    It is both strange and also understandable as to how dystopias are far more commonly written then utopian fiction. Any story, whether taken place in an Orwellian future or in the present day, is created through conflict. The whole of the formation of a corrupt, dystopian society is built off of conflict. Also, dystopias mirror concerns of the author, as well as fears that writers and readers could have about the future. For instance, Ray Bradbury’s Fahrenheit 451 highlight’s the author’s concern regarding censorship and how that could lead to a lack of individual thought and discussion. ironically, Fahrenheit 451, as well as many other dystopian classics, have been heavily challenged in many schools around the country.

    I find that dystopian fiction tends more around science fiction, and includes technological advances that can be hard for people to imagine ever existing.
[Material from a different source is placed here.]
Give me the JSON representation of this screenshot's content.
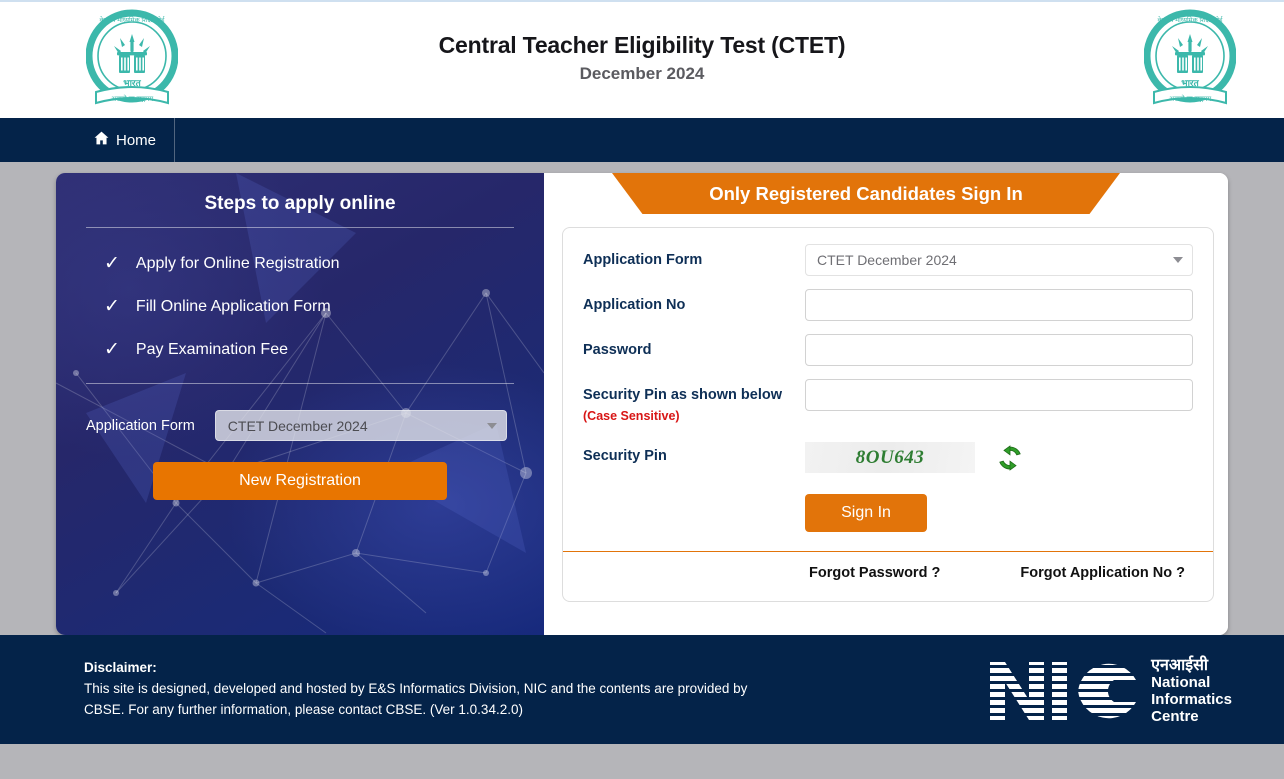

However, I was very intrigued with your inclusion of A Handmaid’s Tale in the dystopian fiction genre. The lack of technology in that piece actually shows how history can repeat itself, and how some society’s resort back in time. I also find this interesting, because this also makes the dystopia in A Handmaid’s Tale to seem more like a present dystopia. it also shows that even without technological advancements, corruption and suppression can still occur. Fascinating piece and i would recommend others read this.
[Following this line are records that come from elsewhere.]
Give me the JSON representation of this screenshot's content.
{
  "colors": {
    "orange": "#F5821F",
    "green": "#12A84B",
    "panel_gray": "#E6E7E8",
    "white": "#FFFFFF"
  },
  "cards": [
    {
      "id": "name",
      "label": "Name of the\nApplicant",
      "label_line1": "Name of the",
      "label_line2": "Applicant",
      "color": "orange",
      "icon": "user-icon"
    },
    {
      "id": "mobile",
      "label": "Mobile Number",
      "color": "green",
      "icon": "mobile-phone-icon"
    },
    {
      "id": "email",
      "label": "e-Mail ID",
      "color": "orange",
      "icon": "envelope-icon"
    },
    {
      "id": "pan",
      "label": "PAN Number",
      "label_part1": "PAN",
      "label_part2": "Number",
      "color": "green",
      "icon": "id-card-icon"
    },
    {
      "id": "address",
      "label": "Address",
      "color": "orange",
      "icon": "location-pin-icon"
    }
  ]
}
    What is the Purpose of Dystopian Literature?

    Truly, the idea that animation is another word for ‘kids’ movies” is an idea that has been proven to not be of the case. I like how you brought up the television show South Park, as it was possibly the first animation that was close to normalizing adult animation in the public consciousness. Since so many easily associate animation with children’s programming, the creators and script writers for many adult cartoons rely on crudeness and violence to such an extent were it almost becomes a crutch. Instead of relying on deep and thought-provoking scenarios that could grab audiences of all ages, this crutch simply restates that “cartoons are for kids” when its purpose is to disprove the idea.
    In South Park, there is a sense that the creators have something to say about an aspect in society, so they do so by mocking society. In Rick and Morty, the characters go through creative dimensions and discuss relationships. it isn’t just the crudeness that makes the humor work, its just that the humor works and so happens to be crude. The Walt Disney quote at the end of your article really sums everything up perfectly, and animation is more. So much talent, skill, and creativity goes into animation. Thanks for such an intriguing article.

    The Double-Edged Stigma Faced By Western Animation

    This article is a very intriguing read. it is always great to see a stronger awareness for female representation in all forms of media, including comic books. I like how you pointed out how comic books in the past, were more targeted towards a male demographic and how that shows in how many of the super heroines were costumed as. In recent years, comic books are becoming more and more popular in mainstream culture, thus leading to a wider demographic of both male and female readers. Comics do not seem to be as a niche as many of the most successful blockbusters are based on the medium.
    With both critical and financial successes of films such as DC’s Wonder Woman, a public interest in female super heroes is at such an uplifting high. Young girls want a figure to look up to. growing up, I had issues of Super Girl and Wonder Woman.I loved these heroes and wondered why we didn’t see as much of them staring in their own Hollywood films. Times are changing, and even how comic books are viewed is also changing. No longer are they just simple entertainment, but major story pieces with engrossing mythical elements. It is a major impact that the costuming of female heroes in comics are beginning to be more practical, as to be inclusive to girls who are looking for their own role models. overall, fascinating piece, from a female comic book fan!

    Sexism, Impracticality, and the Hopeful Future of Costuming